Environmental and community advocates will never match the resources of the powerful industries they challenge, but the problem is particularly acute in places like Appalachia, where the big climate funders have largely turned a blind eye to the region. They have so far chosen not to support efforts to stop mountaintop removal and other egregious mining techniques, even though those are the issues that have proven to be effective in swaying public opinion and opening minds. In Appalachia, for instance, mountaintop removal and drinking water pollution are potent “gateway issues” that have inspired many residents to question the honesty and benevolence of the coal industry and their political allies in general.

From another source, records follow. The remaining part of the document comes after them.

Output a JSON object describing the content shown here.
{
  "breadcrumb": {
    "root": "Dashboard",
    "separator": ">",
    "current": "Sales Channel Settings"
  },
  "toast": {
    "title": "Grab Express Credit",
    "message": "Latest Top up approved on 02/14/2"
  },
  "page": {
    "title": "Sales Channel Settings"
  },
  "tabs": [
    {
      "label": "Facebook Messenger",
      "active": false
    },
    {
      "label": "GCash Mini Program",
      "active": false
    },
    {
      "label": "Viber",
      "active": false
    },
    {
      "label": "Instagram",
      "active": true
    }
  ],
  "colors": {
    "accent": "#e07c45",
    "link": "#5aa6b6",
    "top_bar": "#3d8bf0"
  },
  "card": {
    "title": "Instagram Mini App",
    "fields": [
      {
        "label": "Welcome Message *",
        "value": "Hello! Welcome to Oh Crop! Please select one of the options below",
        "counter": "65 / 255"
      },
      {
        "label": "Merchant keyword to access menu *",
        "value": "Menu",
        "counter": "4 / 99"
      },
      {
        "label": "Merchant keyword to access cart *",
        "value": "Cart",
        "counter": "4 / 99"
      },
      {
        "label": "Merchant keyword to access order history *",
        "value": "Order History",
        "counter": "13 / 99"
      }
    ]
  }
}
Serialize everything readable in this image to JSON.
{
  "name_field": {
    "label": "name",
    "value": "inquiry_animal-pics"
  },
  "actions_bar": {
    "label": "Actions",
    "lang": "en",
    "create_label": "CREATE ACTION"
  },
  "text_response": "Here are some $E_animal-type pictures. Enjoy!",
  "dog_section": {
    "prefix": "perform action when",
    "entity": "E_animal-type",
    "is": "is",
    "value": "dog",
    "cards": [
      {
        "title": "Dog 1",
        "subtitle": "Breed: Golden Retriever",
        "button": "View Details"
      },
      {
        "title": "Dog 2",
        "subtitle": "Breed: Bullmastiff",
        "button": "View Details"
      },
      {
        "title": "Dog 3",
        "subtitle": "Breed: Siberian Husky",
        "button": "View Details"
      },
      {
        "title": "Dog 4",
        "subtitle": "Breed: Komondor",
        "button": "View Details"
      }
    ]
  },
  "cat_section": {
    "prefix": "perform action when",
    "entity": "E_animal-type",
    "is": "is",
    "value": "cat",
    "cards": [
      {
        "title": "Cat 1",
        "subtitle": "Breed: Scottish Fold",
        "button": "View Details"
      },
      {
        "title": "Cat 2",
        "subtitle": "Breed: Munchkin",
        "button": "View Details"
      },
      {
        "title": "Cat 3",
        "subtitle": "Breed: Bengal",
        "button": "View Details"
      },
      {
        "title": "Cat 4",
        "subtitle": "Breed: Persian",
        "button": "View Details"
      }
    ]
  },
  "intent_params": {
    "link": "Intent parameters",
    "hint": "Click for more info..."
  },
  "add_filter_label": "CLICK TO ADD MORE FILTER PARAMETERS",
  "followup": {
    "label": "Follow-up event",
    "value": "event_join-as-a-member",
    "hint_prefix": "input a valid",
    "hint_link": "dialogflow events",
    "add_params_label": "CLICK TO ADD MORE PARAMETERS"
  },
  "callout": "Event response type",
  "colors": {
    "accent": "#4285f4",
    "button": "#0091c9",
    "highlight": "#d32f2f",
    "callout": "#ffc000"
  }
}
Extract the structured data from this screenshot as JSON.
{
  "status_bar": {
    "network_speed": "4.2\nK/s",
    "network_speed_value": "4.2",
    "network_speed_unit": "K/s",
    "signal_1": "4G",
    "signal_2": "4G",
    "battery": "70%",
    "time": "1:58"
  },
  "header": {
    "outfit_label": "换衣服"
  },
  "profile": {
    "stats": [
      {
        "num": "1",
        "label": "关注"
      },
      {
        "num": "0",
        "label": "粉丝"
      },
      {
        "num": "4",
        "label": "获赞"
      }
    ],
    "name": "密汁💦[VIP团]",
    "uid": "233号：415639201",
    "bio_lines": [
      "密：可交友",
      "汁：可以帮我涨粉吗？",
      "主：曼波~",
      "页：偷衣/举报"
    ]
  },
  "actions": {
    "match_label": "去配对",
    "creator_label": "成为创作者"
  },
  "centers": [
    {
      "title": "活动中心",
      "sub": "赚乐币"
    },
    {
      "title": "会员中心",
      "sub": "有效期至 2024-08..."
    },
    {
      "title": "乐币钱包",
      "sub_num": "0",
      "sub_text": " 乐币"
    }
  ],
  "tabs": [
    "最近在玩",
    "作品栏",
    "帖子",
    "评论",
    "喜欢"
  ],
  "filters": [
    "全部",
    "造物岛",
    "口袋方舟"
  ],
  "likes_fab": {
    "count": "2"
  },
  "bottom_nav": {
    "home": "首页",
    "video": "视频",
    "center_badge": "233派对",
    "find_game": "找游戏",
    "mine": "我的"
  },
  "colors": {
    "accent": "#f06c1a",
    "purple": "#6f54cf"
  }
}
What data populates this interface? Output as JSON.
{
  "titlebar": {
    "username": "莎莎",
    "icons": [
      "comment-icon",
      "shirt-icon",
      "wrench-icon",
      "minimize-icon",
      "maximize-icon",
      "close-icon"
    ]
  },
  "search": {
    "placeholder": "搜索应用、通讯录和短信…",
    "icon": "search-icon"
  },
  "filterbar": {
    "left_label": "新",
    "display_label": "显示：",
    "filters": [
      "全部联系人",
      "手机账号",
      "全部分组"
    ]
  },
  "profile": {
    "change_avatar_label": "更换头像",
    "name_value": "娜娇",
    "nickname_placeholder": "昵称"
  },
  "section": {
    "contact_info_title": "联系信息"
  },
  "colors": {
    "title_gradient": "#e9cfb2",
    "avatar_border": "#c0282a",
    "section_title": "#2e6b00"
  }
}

But by far the most effective way to challenge the power of the “agents of climate inaction” in coal country is to enact policies to diversify the economy and build local support for clean energy industries. While a lot of resources have rightly been expended toward building the energy efficiency and renewable energy industries across the country, climate funders and big environmental groups have provided little if any support for economic initiatives to diversify the economy specifically in coal-dependent regions.
To make matters worse, local politicians in the pocket of the coal industry have shown little initiative in seeking to attract clean energy investments to the region, which puts coal mining regions at an even greater disadvantage.
The best thing that “all you climate people” can do to help break polluting industries’ grip on the tail that’s been wagging the dog of our national energy debate is to support policies to bring clean energy investments to coal-mining communities. Coal use is on the decline, but the political and economic power of the industry in the region where coal is mined has not waned — and won’t, until other industries replace it.
That’s not just good strategy, but it’s also the right thing to do. The communities that have supplied the brunt of America’s energy needs since the Industrial Revolution and powered our rise to be the greatest economy on Earth should not be tossed aside as we move toward a future powered by clean and renewable energy — they should be part of it. And the more we make them a part of that future, the faster we’ll get there.